Unique NZ frogs found to be breeding
Posted by Miqe on February 28, 2008
Thirteen rare finger nail-sized frogs have been born for the first time on one of New Zealand’s main islands.
The Maud Island frogs were found in the frog enclosure at the Karori Wildlife Sanctuary in Wellington and have been taken to Victoria University.
When they have grown they will be released into the wild.
Victoria University student Kerri Lukis, who is studying the sanctuary’s population for her Master’s thesis, said it was an exciting find.
“Maud Island frogs have never been found breeding in their natural habitat before, and certainly not on the mainland. It’s wonderful timing for 2008 — International Year of the Frog and a Leap Year,” Ms Lukis said.
“It’s rare to get a good news story about frogs, every year around 35 species of frog become extinct and two of New Zealand’s remaining native frog species are on the critical list.”
Maud Island frogs hatch from the egg as fully-formed frogs without going through the tadpole stage.
Maud Island frogs are nationally threatened. They evolved very little over the last 70 million years, resulting in distinctive features and behaviours.

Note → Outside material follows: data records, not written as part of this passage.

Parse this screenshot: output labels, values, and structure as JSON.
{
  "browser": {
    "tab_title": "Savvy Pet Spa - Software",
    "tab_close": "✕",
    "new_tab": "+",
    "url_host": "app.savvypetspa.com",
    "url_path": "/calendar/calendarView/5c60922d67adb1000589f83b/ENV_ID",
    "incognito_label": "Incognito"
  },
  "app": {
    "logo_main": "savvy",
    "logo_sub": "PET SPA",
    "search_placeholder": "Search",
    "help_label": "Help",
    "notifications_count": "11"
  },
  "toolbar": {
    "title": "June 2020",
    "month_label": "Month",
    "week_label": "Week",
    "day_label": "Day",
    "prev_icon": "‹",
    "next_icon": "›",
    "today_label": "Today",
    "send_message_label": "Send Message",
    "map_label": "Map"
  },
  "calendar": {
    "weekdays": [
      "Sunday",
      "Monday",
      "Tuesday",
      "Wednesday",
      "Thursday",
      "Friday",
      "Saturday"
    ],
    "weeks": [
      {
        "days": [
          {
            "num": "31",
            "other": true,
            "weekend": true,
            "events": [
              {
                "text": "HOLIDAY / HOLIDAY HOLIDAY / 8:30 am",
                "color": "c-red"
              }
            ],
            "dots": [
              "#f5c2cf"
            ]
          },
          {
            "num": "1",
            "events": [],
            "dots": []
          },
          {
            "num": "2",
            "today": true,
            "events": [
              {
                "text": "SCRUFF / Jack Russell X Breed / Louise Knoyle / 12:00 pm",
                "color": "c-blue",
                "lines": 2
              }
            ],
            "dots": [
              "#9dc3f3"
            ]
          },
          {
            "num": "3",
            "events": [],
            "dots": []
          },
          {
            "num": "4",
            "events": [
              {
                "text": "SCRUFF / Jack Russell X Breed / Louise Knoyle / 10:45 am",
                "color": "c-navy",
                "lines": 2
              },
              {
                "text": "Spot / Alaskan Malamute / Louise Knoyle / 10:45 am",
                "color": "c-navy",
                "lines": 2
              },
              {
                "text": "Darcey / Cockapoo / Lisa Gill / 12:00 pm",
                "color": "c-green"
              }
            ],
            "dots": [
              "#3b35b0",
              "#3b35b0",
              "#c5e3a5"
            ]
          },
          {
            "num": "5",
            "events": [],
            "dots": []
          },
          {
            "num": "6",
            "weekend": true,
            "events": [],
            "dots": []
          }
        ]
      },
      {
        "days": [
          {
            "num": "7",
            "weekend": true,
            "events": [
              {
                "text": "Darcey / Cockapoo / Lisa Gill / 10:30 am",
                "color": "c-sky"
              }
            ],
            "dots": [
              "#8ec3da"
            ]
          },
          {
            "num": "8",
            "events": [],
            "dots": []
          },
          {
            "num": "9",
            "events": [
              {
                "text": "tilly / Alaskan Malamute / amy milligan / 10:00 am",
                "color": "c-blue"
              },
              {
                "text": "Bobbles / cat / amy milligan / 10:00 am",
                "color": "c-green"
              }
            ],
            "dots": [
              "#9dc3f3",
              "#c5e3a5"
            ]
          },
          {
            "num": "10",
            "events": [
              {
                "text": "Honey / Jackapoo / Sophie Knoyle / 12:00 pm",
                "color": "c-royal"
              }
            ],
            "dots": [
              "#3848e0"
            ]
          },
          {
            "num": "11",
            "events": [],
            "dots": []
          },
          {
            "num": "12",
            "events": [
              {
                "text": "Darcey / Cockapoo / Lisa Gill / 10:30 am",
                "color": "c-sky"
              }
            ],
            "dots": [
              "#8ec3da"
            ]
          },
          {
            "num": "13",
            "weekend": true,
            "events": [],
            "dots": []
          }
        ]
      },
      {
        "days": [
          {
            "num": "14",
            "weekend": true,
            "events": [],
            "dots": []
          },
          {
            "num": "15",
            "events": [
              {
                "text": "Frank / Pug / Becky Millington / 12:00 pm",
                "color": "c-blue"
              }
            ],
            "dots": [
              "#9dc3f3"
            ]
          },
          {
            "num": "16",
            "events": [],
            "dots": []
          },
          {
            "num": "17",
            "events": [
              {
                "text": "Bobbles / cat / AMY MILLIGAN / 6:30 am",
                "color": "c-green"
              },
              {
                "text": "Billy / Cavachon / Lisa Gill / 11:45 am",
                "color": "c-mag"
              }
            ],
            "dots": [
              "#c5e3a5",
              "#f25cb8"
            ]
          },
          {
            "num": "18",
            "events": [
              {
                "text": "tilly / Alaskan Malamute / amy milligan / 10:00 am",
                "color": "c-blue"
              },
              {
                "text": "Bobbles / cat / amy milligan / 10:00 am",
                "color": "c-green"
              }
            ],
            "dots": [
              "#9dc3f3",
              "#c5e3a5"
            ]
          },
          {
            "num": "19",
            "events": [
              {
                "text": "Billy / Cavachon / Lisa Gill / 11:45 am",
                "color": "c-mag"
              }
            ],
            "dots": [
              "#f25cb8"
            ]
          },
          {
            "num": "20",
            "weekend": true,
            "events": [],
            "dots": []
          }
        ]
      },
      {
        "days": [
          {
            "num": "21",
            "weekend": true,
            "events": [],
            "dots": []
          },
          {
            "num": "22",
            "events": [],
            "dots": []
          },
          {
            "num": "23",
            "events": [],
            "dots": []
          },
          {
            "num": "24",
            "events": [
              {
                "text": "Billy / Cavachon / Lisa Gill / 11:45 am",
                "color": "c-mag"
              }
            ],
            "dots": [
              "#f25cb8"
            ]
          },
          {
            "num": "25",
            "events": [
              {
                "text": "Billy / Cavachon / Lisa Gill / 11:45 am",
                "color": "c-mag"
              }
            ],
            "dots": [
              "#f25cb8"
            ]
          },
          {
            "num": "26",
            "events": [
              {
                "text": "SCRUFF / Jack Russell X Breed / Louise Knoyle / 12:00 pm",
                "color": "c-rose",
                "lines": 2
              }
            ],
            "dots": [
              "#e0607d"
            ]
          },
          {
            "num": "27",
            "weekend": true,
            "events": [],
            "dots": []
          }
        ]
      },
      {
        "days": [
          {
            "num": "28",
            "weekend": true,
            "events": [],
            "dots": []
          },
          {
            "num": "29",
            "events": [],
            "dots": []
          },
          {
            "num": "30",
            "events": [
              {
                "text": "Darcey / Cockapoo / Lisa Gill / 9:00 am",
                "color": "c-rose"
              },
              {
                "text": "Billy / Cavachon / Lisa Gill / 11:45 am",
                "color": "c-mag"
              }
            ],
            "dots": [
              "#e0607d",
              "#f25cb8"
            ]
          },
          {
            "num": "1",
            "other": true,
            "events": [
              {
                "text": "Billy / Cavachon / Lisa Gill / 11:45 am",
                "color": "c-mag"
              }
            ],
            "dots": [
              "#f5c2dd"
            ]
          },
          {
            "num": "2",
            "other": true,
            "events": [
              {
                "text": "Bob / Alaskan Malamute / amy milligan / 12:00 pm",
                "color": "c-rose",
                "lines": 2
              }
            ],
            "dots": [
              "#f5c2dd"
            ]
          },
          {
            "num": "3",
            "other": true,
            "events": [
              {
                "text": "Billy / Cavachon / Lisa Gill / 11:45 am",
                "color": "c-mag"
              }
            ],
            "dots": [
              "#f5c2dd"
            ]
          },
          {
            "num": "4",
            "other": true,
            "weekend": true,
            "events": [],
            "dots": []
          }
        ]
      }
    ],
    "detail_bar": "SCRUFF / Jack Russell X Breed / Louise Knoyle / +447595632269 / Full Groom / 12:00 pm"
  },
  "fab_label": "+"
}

They do not croak, live in water or have webbed feet, Ms Lukis said.
In 2006 , 60 frogs were released into the mouse-proof frog enclosure at the wildlife sanctuary in an effort to re-establish the species on the mainland.
Thirty of these frogs were then released into the wild so captive and wild populations could be compared.